One minister said the inevitability of the Tories’ defeat had drained Sunak of his authority and caused a breakdown in discipline among Tory MPs, branding them a rabble. That played into the latest Conservative turmoil, when MP Lee Anderson took aim at Labour’s Muslim Mayor London Sadiq Khan, accusing him of handing over the capital to his Islamist “mates.”

Sunak suspended Anderson, but triggered a backlash from the MP’s supporters on the right of the Conservative Party. Badenoch again weighed in, posting on X that she opposed the concept of “Islamophobia,” instead preferring the term “anti-Muslim hatred.” That’s another distinction welcomed by the Tory right.

Responding to Badenoch’s momentum, more centrist Conservatives are trying to lay down a marker. Security minister Tom Tugendhat was due to appear for the government on a morning broadcast round on Tuesday, but was pulled by Sunak’s office because he planned to strongly condemn Anderson. MPs in the so-called One Nation caucus launched an unofficial “Anyone But Kemi” drive.

At a party fund-raiser with dozens of leading donors on Thursday, Home Secretary James Cleverly attracted attention as he worked the room. Both Tugendhat and Cleverly, as well as Defense Secretary Grant Shapps, are now seen as more likely leadership candidates from the center-right than Penny Mordaunt, the one-time favorite who is in danger of losing her parliamentary seat, according to multiple Tories from that wing of the party.

To be sure, Badenoch doesn’t have the right of the party sewn up. According to Chris Hopkins, director of the pollster Savanta, Badenoch is less popular than her rivals in a survey of people who voted Conservative in the 2019 general election.
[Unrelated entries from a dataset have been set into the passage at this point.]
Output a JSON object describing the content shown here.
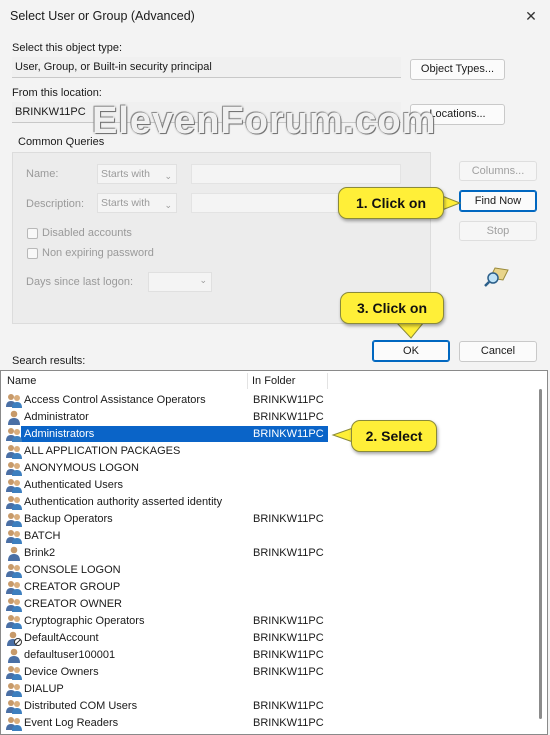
{
  "window": {
    "title": "Select User or Group (Advanced)",
    "close_glyph": "✕"
  },
  "object_type": {
    "label": "Select this object type:",
    "value": "User, Group, or Built-in security principal",
    "button": "Object Types..."
  },
  "location": {
    "label": "From this location:",
    "value": "BRINKW11PC",
    "button": "Locations..."
  },
  "common_queries": {
    "tab": "Common Queries",
    "name_label": "Name:",
    "name_mode": "Starts with",
    "description_label": "Description:",
    "description_mode": "Starts with",
    "disabled_accounts": "Disabled accounts",
    "non_expiring_password": "Non expiring password",
    "days_since_logon_label": "Days since last logon:"
  },
  "side_buttons": {
    "columns": "Columns...",
    "find_now": "Find Now",
    "stop": "Stop"
  },
  "dialog_buttons": {
    "ok": "OK",
    "cancel": "Cancel"
  },
  "results": {
    "label": "Search results:",
    "columns": [
      "Name",
      "In Folder"
    ],
    "selected_index": 2,
    "rows": [
      {
        "name": "Access Control Assistance Operators",
        "folder": "BRINKW11PC",
        "icon": "group-icon"
      },
      {
        "name": "Administrator",
        "folder": "BRINKW11PC",
        "icon": "user-icon"
      },
      {
        "name": "Administrators",
        "folder": "BRINKW11PC",
        "icon": "group-icon"
      },
      {
        "name": "ALL APPLICATION PACKAGES",
        "folder": "",
        "icon": "group-icon"
      },
      {
        "name": "ANONYMOUS LOGON",
        "folder": "",
        "icon": "group-icon"
      },
      {
        "name": "Authenticated Users",
        "folder": "",
        "icon": "group-icon"
      },
      {
        "name": "Authentication authority asserted identity",
        "folder": "",
        "icon": "group-icon"
      },
      {
        "name": "Backup Operators",
        "folder": "BRINKW11PC",
        "icon": "group-icon"
      },
      {
        "name": "BATCH",
        "folder": "",
        "icon": "group-icon"
      },
      {
        "name": "Brink2",
        "folder": "BRINKW11PC",
        "icon": "user-icon"
      },
      {
        "name": "CONSOLE LOGON",
        "folder": "",
        "icon": "group-icon"
      },
      {
        "name": "CREATOR GROUP",
        "folder": "",
        "icon": "group-icon"
      },
      {
        "name": "CREATOR OWNER",
        "folder": "",
        "icon": "group-icon"
      },
      {
        "name": "Cryptographic Operators",
        "folder": "BRINKW11PC",
        "icon": "group-icon"
      },
      {
        "name": "DefaultAccount",
        "folder": "BRINKW11PC",
        "icon": "user-disabled-icon"
      },
      {
        "name": "defaultuser100001",
        "folder": "BRINKW11PC",
        "icon": "user-icon"
      },
      {
        "name": "Device Owners",
        "folder": "BRINKW11PC",
        "icon": "group-icon"
      },
      {
        "name": "DIALUP",
        "folder": "",
        "icon": "group-icon"
      },
      {
        "name": "Distributed COM Users",
        "folder": "BRINKW11PC",
        "icon": "group-icon"
      },
      {
        "name": "Event Log Readers",
        "folder": "BRINKW11PC",
        "icon": "group-icon"
      }
    ]
  },
  "annotations": {
    "callout1": "1. Click on",
    "callout2": "2. Select",
    "callout3": "3. Click on",
    "watermark": "ElevenForum.com"
  },
  "colors": {
    "selection": "#0a64c8",
    "callout": "#ffef38",
    "accent": "#0067c0"
  }
}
Still, her name recognition was also lower, Hopkins said. 

“It might not be such a bad idea for the Conservative Party to choose a relative unknown to lead them in opposition, if the election results in the change of government that polling currently suggests,” he said.

Some prominent figures on the Tory right said she would struggle to win over Boris Johnson supporters, due to accusations in a book by ex-Tory MP Nadine Dorries that Badenoch plotted against the former premier. 

Braverman is another seen as having leadership ambitions, though she has relatively few supporters in the parliamentary party, people familiar with the matter said. Instead Priti Patel, another former Home Secretary, is talked about as an under-priced candidate from the right, they said. That’s partly because she has kept a low profile — political Tory wisdom is that early plotters rarely come out on top — and because she is likely to keep her parliamentary seat in Essex even if the Conservatives suffer an electoral whitewash.

The lack of discipline is becoming so harmful that some Conservatives speculate Sunak could bring forward the election date to May — he has previously said he expects it in the second half of 2024. Sunak’s team fears Braverman and even Badenoch are preparing pressure on the premier to shift the campaign away from the economy to a tougher line on immigration. The premier has moved to counter that with strong language about pro-Palestine marches late Friday.

But one prominent Tory summed up the view in Cabinet: Sunak’s government is all but finished, and everything now is about the leadership after the election.

©2024 Bloomberg L.P.